** Task **
Every line holding "Составные" should be copied from the records below.

** Website and app data records **

####

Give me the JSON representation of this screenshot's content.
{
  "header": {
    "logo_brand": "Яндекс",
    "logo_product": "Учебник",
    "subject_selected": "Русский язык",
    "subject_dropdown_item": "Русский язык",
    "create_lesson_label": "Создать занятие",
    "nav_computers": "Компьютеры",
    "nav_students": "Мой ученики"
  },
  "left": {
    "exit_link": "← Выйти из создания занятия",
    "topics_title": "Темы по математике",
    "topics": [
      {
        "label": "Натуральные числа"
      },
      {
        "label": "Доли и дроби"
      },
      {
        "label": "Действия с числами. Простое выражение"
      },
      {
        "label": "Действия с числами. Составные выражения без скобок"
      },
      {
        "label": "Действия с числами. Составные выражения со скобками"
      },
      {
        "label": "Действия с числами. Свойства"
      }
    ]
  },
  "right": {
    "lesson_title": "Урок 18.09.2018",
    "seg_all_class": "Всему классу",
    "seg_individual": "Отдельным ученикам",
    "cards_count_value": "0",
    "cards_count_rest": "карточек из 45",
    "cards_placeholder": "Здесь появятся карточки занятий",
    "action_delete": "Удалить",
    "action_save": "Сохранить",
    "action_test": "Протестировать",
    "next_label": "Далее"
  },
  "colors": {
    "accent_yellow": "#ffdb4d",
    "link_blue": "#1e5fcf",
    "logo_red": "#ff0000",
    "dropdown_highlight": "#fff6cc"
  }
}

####

** Response to this task **
        "label": "Действия с числами. Составные выражения без скобок"
        "label": "Действия с числами. Составные выражения со скобками"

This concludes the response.